A scientific expedition to the Colombian Amazon has revealed a new species of titi monkey (Callicebus caquetensis), Conservation International announced today. However, the exciting news is tinged with concern as researchers from the National University of Colombia who discovered the new primate consider it to be critically endangered due to rapid loss of the forest where it lives and its small population.
The discovery, described in the journal Primate Conservation, was made by the professors Thomas Defler, Marta Bueno and student Javier García, after an expedition to the Department of Caquetá, close to the border with Ecuador and Peru, in 2008 – more than three decades after the renowned animal behavior expert Martin Moynihan visited the area and mentioned his observations of the species.
For many years, it was impossible to travel to Caquetá due to the presence of insurgent groups. When violence subsided about three years ago, García, a native of Caquetá, was able to travel to the upper Caquetá River, and using GPS, searching on foot and listening for calls, he found 13 groups of the new species.

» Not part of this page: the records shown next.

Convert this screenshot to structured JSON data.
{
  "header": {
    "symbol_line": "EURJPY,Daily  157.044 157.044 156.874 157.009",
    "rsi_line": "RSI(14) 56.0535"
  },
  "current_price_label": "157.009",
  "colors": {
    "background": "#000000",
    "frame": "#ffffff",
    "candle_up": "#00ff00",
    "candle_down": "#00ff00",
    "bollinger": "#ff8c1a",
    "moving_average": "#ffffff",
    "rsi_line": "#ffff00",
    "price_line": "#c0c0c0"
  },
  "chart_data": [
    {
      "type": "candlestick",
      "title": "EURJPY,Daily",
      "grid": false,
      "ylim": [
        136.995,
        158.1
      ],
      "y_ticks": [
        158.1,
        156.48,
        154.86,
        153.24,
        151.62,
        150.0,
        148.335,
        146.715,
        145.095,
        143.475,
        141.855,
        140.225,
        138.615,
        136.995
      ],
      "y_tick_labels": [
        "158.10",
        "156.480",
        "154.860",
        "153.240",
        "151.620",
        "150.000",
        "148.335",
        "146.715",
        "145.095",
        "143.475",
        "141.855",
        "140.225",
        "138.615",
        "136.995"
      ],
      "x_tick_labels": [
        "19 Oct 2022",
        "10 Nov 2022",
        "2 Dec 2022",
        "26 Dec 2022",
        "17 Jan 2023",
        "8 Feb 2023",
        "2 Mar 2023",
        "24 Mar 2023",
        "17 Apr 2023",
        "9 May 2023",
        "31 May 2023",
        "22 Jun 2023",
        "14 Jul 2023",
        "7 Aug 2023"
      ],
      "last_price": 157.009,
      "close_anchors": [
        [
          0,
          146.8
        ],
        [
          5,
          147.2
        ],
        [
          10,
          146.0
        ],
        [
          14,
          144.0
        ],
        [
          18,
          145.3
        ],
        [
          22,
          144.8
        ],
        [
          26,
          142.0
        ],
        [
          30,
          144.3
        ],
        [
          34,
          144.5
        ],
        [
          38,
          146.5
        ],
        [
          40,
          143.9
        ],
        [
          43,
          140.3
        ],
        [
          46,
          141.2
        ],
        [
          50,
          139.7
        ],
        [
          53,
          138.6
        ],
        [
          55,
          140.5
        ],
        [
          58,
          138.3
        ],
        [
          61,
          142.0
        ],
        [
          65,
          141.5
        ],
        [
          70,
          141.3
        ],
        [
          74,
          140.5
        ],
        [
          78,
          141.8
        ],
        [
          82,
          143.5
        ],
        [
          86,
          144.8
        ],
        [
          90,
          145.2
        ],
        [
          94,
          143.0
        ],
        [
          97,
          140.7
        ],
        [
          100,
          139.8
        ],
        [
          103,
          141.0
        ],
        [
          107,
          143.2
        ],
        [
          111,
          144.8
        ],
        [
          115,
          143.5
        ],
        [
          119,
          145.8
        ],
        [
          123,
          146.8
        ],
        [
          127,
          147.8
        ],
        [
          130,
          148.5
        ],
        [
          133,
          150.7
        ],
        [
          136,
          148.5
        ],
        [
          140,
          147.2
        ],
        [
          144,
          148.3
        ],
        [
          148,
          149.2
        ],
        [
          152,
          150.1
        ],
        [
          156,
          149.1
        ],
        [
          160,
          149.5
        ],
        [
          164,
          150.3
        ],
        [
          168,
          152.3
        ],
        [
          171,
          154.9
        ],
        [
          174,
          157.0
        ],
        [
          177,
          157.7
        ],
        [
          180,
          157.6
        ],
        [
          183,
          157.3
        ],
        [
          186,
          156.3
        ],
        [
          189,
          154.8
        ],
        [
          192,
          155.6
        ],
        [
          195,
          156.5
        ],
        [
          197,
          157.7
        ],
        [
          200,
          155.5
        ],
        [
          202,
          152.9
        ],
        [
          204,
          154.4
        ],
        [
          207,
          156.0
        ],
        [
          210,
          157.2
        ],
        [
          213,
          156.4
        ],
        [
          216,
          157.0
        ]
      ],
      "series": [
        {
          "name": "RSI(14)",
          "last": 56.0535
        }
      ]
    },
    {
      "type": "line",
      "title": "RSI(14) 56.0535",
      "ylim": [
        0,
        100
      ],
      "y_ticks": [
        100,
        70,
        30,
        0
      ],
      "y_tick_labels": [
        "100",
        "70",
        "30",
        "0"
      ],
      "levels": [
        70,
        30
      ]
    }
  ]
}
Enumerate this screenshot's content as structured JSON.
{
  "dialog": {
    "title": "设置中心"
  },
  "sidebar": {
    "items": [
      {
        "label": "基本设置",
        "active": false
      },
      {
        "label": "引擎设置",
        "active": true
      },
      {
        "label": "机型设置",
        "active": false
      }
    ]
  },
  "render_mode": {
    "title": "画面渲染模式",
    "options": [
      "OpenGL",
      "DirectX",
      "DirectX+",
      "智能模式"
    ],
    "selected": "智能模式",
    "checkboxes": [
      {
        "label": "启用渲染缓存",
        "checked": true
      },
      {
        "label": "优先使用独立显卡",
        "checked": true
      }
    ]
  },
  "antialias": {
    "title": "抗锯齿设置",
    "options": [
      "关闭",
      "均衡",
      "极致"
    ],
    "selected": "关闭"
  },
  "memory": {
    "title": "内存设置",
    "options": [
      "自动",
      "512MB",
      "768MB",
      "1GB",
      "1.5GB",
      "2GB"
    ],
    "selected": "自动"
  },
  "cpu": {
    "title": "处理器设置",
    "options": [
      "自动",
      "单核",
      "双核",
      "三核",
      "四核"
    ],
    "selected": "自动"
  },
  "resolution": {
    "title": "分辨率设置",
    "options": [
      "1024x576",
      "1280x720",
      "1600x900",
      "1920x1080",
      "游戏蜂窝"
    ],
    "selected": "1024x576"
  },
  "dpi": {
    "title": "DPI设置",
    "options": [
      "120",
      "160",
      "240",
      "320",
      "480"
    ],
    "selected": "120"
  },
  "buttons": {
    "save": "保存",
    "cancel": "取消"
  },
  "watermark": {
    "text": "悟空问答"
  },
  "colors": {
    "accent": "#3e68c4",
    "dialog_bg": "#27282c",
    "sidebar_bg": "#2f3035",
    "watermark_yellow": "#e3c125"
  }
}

Titi monkeys (or zogui zogui as they are called in Spanish) have one of the most complex calls in the animal kingdom and use it every morning to mark their territory.
“This discovery is extremely exciting because we had heard about this animal, but for a long time we could not confirm if it was different from other titis. We now know that this is a unique species, and it shows the rich diversity of life that is still to be discovered in the Amazon,” said Dr. Defler.
The Callicebus caquetensis is the size of a cat. It has grayish-brown hair, but does not have a white bar on its forehead as many other species of Callicebus most closely related to it. Its long tail is stippled with grey, and it has a bushy red beard around its cheeks. Unlike most primates, Caquetá titi monkeys (and probably all titi monkeys) are monogamous – they form life-long relationships, and pairs are often seen sitting on a branch with their tails entwined. They usually have one baby per year. As a new baby arrives, the parents force the oldest baby to leave to allow them to focus on the newborn (this is based on information collected from closely related species). The families of this species stick together in groups of about 4 individuals and can be seen in the trees close to some of the main rivers of Caquetá.